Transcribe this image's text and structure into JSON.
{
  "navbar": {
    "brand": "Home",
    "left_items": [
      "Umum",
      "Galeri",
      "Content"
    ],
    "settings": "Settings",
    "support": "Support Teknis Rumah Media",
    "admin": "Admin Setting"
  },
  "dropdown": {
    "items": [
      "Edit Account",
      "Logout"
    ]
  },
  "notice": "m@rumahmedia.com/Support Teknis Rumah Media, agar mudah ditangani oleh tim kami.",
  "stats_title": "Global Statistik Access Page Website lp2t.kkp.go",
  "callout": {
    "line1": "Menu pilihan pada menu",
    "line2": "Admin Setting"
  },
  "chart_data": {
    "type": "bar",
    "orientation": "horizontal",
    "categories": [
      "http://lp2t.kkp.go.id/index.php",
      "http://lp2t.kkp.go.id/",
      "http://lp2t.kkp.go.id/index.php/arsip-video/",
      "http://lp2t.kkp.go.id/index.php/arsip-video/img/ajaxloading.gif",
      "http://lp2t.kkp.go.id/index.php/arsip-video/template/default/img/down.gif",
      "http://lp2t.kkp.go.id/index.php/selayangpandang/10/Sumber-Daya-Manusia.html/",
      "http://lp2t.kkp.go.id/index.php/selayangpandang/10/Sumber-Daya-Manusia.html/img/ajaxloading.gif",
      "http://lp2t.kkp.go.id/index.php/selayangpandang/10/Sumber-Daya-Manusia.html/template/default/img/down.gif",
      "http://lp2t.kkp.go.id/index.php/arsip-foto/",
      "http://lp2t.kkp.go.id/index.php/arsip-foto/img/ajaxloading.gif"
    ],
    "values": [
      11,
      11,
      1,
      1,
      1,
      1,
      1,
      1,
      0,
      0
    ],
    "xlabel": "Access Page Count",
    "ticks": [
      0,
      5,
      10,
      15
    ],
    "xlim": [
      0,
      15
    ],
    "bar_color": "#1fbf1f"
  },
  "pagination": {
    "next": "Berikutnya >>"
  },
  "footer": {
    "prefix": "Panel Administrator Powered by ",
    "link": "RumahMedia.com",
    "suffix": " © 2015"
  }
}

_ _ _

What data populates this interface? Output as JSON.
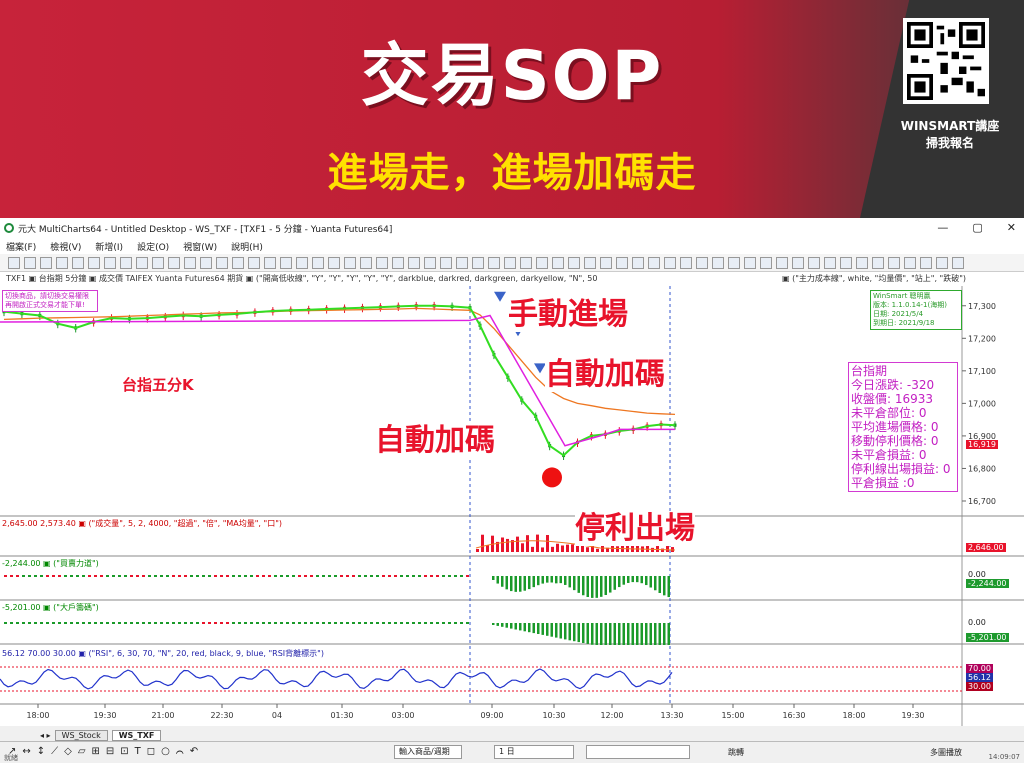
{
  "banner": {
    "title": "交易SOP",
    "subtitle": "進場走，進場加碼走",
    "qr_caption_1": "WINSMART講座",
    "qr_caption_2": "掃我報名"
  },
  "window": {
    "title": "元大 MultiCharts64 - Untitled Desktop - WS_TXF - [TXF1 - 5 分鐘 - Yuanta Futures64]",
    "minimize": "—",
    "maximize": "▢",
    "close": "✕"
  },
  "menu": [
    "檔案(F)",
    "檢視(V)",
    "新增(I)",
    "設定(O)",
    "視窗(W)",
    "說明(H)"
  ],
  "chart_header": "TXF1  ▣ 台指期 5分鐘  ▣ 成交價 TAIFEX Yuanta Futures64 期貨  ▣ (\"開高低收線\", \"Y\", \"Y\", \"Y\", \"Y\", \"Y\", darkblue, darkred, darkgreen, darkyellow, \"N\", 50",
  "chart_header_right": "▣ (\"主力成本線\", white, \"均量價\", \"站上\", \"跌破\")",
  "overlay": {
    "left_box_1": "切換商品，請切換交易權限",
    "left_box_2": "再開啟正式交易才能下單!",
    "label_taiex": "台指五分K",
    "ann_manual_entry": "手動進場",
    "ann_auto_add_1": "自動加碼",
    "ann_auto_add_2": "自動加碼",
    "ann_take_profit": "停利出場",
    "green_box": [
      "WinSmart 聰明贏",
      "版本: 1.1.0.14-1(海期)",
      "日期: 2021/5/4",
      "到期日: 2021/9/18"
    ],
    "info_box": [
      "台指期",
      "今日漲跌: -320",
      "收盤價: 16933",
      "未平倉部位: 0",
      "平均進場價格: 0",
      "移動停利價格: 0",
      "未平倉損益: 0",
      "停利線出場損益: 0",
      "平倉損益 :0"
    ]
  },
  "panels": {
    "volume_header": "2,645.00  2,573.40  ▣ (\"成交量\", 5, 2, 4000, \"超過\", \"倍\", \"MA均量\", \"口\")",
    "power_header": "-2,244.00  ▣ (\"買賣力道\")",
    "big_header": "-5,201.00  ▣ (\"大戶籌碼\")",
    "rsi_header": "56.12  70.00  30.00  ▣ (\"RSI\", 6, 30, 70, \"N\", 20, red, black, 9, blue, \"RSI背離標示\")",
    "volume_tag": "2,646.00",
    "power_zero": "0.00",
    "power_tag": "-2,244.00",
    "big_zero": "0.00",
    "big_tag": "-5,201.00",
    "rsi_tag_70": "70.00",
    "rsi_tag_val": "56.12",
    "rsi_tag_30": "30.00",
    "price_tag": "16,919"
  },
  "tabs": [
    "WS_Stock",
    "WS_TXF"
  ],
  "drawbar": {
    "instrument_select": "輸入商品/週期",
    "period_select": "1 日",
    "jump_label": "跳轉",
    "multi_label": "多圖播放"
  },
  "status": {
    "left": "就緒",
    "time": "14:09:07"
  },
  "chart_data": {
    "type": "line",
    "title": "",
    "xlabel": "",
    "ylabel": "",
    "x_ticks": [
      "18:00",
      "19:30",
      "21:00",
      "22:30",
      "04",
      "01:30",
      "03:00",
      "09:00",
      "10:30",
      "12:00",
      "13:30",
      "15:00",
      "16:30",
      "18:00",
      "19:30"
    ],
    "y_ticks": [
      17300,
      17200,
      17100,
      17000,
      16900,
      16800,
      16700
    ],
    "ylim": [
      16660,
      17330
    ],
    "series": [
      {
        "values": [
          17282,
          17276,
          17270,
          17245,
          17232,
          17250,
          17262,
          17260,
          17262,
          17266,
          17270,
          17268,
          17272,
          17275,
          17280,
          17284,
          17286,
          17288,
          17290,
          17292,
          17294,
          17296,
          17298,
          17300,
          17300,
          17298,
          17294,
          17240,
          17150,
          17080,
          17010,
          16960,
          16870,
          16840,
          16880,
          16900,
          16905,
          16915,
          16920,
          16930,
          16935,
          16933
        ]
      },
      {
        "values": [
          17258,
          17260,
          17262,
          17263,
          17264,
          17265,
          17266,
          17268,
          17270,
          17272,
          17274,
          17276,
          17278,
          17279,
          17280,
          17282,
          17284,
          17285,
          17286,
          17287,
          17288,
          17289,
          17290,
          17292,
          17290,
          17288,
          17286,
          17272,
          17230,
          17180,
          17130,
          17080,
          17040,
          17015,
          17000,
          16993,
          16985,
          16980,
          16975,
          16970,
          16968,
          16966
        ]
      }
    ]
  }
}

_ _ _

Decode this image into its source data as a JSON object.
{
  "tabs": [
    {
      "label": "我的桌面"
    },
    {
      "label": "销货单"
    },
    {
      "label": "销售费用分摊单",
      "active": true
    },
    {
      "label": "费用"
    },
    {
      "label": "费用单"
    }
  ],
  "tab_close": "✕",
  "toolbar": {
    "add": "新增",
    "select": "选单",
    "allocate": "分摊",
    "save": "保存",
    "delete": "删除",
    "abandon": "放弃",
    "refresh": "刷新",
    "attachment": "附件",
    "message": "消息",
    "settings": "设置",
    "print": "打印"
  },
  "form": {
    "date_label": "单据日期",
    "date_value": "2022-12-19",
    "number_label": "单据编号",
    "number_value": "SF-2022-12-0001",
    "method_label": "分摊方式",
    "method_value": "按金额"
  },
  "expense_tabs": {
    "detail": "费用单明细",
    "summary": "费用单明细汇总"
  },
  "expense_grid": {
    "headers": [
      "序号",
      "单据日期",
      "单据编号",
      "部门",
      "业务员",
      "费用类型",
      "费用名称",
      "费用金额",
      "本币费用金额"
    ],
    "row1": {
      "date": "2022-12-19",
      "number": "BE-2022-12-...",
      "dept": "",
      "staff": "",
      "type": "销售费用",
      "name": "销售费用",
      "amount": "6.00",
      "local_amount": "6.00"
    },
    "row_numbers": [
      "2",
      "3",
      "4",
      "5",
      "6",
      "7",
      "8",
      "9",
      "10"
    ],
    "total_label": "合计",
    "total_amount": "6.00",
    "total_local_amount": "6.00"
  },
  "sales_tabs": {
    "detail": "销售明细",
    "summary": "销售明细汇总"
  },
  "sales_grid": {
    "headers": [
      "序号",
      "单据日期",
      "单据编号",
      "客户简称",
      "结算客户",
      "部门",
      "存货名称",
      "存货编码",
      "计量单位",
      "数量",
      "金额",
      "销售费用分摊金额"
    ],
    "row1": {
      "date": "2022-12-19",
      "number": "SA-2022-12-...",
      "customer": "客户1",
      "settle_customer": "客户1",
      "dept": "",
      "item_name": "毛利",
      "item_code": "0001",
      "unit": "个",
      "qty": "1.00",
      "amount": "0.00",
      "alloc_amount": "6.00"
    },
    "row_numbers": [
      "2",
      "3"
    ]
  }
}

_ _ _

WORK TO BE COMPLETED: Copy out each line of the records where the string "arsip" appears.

PROBLEM SOLUTION:
      "http://lp2t.kkp.go.id/index.php/arsip-video/",
      "http://lp2t.kkp.go.id/index.php/arsip-video/img/ajaxloading.gif",
      "http://lp2t.kkp.go.id/index.php/arsip-video/template/default/img/down.gif",
      "http://lp2t.kkp.go.id/index.php/arsip-foto/",
      "http://lp2t.kkp.go.id/index.php/arsip-foto/img/ajaxloading.gif"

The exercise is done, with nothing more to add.